## Requirement:
Find each line of the entries with the string "Enter", please, and copy it.
┄┄┄┄┄┄
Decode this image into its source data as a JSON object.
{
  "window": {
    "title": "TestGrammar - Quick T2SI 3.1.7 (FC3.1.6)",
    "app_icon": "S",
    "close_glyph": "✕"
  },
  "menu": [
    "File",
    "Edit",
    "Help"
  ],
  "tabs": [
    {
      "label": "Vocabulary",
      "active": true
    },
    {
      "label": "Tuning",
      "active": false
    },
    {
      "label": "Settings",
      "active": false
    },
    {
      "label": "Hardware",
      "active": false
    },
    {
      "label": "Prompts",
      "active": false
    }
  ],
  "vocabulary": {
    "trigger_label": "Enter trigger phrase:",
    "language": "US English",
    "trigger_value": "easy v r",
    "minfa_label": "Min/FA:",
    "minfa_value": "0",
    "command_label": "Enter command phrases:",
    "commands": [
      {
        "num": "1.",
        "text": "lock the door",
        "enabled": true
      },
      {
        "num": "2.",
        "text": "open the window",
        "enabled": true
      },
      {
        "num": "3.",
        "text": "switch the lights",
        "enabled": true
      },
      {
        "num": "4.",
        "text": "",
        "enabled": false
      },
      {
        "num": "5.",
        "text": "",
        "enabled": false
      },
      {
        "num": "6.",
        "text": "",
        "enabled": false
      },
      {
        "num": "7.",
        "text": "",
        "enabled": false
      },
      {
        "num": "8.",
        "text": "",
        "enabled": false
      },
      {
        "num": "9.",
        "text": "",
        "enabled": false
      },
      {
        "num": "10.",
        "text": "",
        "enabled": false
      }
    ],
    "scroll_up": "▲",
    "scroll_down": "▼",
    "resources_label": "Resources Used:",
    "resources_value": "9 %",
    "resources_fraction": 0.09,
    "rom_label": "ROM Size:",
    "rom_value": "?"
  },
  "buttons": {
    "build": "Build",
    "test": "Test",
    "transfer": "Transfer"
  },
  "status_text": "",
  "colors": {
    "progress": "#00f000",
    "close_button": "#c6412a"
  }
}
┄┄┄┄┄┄
## Answer to the problem:
    "trigger_label": "Enter trigger phrase:",
    "command_label": "Enter command phrases:",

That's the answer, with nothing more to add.